  • current functioning at home, at school or college and with peers

  • parenting style

  • history of any past or current mental or physical health problems

  • the presence or risk of physical, sexual and emotional abuse in line with local protocols for the assessment and management of these problems.

The assessment should take into account and address possible coexisting conditions such as:

  • learning difficulties or disabilities

  • neurodevelopmental conditions such as attention deficit hyperactivity disorder (ADHD) and autism

  • neurological disorders, including epilepsy and motor impairments

  • other mental health problems (for example, depression, post-traumatic stress disorder and bipolar disorder)

  • substance misuse

  • communication disorders (for example, speech and language problems).

When diagnosing coexisting conditions, it may be appropriate to use formal assessment instruments, such as the Strengths and Difficulties Questionnaire, for all children or young people to aid the diagnosis. [Adapted from Antisocial behaviour and conduct disorders in children and young people (NICE clinical guideline 158) recommendations 1.3.10, 1.3.11, 1.3.12 and 1.3.14 and expert consensus]

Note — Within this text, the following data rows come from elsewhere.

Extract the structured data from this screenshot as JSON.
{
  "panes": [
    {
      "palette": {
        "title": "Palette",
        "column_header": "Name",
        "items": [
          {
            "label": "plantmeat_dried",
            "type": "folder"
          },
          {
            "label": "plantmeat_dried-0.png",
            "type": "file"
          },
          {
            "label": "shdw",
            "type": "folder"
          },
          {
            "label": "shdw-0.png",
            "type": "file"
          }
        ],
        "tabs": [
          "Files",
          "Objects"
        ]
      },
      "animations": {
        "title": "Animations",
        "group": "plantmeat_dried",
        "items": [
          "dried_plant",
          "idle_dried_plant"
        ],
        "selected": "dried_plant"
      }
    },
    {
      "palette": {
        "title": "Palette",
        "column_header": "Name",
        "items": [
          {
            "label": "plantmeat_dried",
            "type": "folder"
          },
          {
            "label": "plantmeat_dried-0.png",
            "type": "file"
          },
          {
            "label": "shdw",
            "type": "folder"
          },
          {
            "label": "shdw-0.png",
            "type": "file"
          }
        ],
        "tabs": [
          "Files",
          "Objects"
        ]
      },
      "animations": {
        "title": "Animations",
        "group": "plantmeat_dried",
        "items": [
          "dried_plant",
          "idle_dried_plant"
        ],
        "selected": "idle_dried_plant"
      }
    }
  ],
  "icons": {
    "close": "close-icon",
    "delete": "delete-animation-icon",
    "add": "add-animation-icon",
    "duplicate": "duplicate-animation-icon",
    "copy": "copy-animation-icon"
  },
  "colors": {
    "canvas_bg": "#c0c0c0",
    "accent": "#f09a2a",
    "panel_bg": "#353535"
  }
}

Comprehensive assessment of the child or young person's parents or carers

A comprehensive assessment of the child or young person's parents or carers should cover:

  • positive and negative aspects of parenting, in particular any use of coercive discipline

  • the parent–child relationship

  • positive and negative adult relationships within the child or young person's family, including domestic violence

  • parental wellbeing, encompassing mental health, parental learning disability, substance misuse (including whether alcohol or drugs were used during pregnancy) and criminal behaviour.

This assessment should also include some assessment of parenting/care history, including identification of care in the child or young person's past, such as the number of placements within or outside the family. [Adapted from Antisocial behaviour and conduct disorders in children and young people (NICE clinical guideline 158), recommendation 1.3.15 and expert consensus]

Significant complicating factors

Significant complicating factors assessed as part of the initial assessment of children and young people with a possible conduct disorder include:

Suspected conduct disorder

Children and young people are considered to have a suspected conduct disorder if their parents or carers, health or social care professionals, school or college, or peer group, raise concerns about persistent antisocial behaviour. [Adapted from Antisocial behaviour and conduct disorders in children and young people (NICE clinical guideline 158), recommendation 1.3.2]

Equality and diversity considerations

Practitioners should support access to services and the uptake of interventions by children and young people, and their parents and carers, by being flexible in relation to settings and offering a range of support services. Recommendations 1.7.7 and 1.7.8 provide examples of settings and support services.

The workforce across agencies should, as far as possible, reflect the local community. Practitioners should have training to ensure that they have a good understanding of the culture of families with whom they are working. Interpreters should be provided if no practitioner is available who speaks a language in which the family members can converse fluently. Consideration should be given to the specific needs of:

  • girls and young women with conduct disorders

  • looked-after and adopted children and young people.